_Exercise brief_: All lines in the entries below that hold "name" make up the answer.

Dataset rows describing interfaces
┄┄┄┄┄┄

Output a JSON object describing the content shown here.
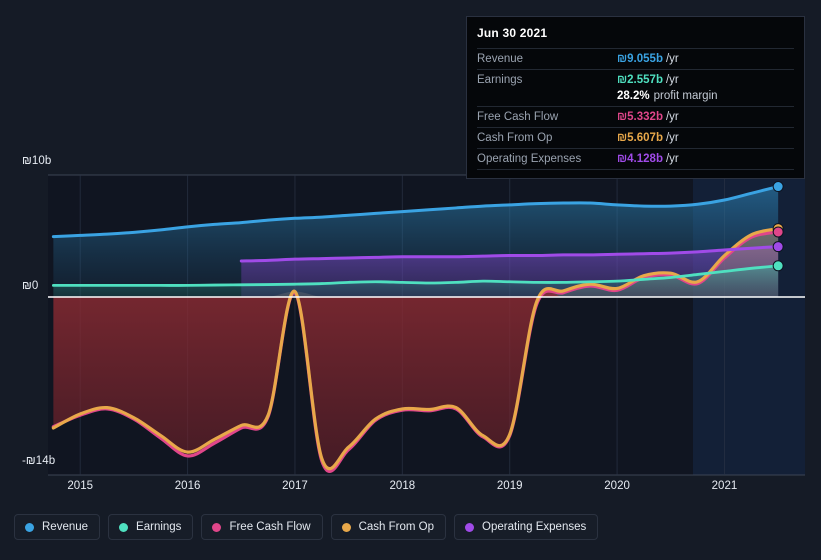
{
  "chart_data": {
    "type": "line",
    "title": "",
    "xlabel": "",
    "ylabel": "",
    "currency_symbol": "₪",
    "x_ticks": [
      "2015",
      "2016",
      "2017",
      "2018",
      "2019",
      "2020",
      "2021"
    ],
    "y_ticks": [
      "₪10b",
      "₪0",
      "-₪14b"
    ],
    "ylim": [
      -14,
      10
    ],
    "xlim": [
      2014.7,
      2021.75
    ],
    "grid": true,
    "legend_position": "bottom",
    "x": [
      2014.75,
      2015.0,
      2015.25,
      2015.5,
      2015.75,
      2016.0,
      2016.25,
      2016.5,
      2016.75,
      2017.0,
      2017.25,
      2017.5,
      2017.75,
      2018.0,
      2018.25,
      2018.5,
      2018.75,
      2019.0,
      2019.25,
      2019.5,
      2019.75,
      2020.0,
      2020.25,
      2020.5,
      2020.75,
      2021.0,
      2021.25,
      2021.5
    ],
    "series": [
      {
        "name": "Revenue",
        "color": "#3aa3e3",
        "values": [
          4.95,
          5.05,
          5.15,
          5.3,
          5.5,
          5.75,
          5.95,
          6.1,
          6.3,
          6.45,
          6.55,
          6.7,
          6.85,
          7.0,
          7.15,
          7.3,
          7.45,
          7.55,
          7.65,
          7.7,
          7.7,
          7.55,
          7.45,
          7.45,
          7.6,
          7.95,
          8.5,
          9.055
        ],
        "end_value": 9.055
      },
      {
        "name": "Earnings",
        "color": "#4fe0c0",
        "values": [
          0.95,
          0.95,
          0.95,
          0.95,
          0.95,
          0.95,
          0.98,
          1.0,
          1.02,
          1.05,
          1.1,
          1.2,
          1.25,
          1.2,
          1.15,
          1.2,
          1.3,
          1.25,
          1.2,
          1.2,
          1.25,
          1.3,
          1.45,
          1.6,
          1.85,
          2.1,
          2.35,
          2.557
        ],
        "end_value": 2.557
      },
      {
        "name": "Free Cash Flow",
        "color": "#e0468a",
        "values": [
          -10.2,
          -9.3,
          -8.8,
          -9.6,
          -11.1,
          -12.5,
          -11.5,
          -10.3,
          -9.4,
          0.35,
          -12.9,
          -12.0,
          -9.7,
          -8.9,
          -8.95,
          -8.8,
          -11.0,
          -10.9,
          -0.6,
          0.35,
          0.9,
          0.55,
          1.6,
          1.8,
          1.1,
          3.2,
          4.9,
          5.332
        ],
        "end_value": 5.332
      },
      {
        "name": "Cash From Op",
        "color": "#e8a84a",
        "values": [
          -10.3,
          -9.2,
          -8.7,
          -9.5,
          -10.9,
          -12.2,
          -11.2,
          -10.1,
          -9.3,
          0.45,
          -12.7,
          -11.8,
          -9.6,
          -8.8,
          -8.85,
          -8.7,
          -10.9,
          -10.8,
          -0.4,
          0.5,
          1.05,
          0.7,
          1.75,
          1.95,
          1.25,
          3.4,
          5.1,
          5.607
        ],
        "end_value": 5.607
      },
      {
        "name": "Operating Expenses",
        "color": "#a04be8",
        "start_x": 2016.5,
        "values": [
          null,
          null,
          null,
          null,
          null,
          null,
          null,
          2.95,
          3.0,
          3.1,
          3.15,
          3.2,
          3.25,
          3.3,
          3.3,
          3.3,
          3.35,
          3.4,
          3.4,
          3.45,
          3.45,
          3.5,
          3.55,
          3.6,
          3.7,
          3.85,
          4.0,
          4.128
        ],
        "end_value": 4.128
      }
    ]
  },
  "tooltip": {
    "date": "Jun 30 2021",
    "rows": [
      {
        "label": "Revenue",
        "value": "₪9.055b",
        "unit": "/yr",
        "color": "#3aa3e3"
      },
      {
        "label": "Earnings",
        "value": "₪2.557b",
        "unit": "/yr",
        "color": "#4fe0c0"
      },
      {
        "label": "Free Cash Flow",
        "value": "₪5.332b",
        "unit": "/yr",
        "color": "#e0468a"
      },
      {
        "label": "Cash From Op",
        "value": "₪5.607b",
        "unit": "/yr",
        "color": "#e8a84a"
      },
      {
        "label": "Operating Expenses",
        "value": "₪4.128b",
        "unit": "/yr",
        "color": "#a04be8"
      }
    ],
    "profit_margin_value": "28.2%",
    "profit_margin_text": "profit margin"
  },
  "legend": {
    "items": [
      {
        "label": "Revenue",
        "color": "#3aa3e3"
      },
      {
        "label": "Earnings",
        "color": "#4fe0c0"
      },
      {
        "label": "Free Cash Flow",
        "color": "#e0468a"
      },
      {
        "label": "Cash From Op",
        "color": "#e8a84a"
      },
      {
        "label": "Operating Expenses",
        "color": "#a04be8"
      }
    ]
  },
  "axis": {
    "y_top": "₪10b",
    "y_zero": "₪0",
    "y_bottom": "-₪14b",
    "x": [
      "2015",
      "2016",
      "2017",
      "2018",
      "2019",
      "2020",
      "2021"
    ]
  }
}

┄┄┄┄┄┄

_The answer_:
        "name": "Revenue",
        "name": "Earnings",
        "name": "Free Cash Flow",
        "name": "Cash From Op",
        "name": "Operating Expenses",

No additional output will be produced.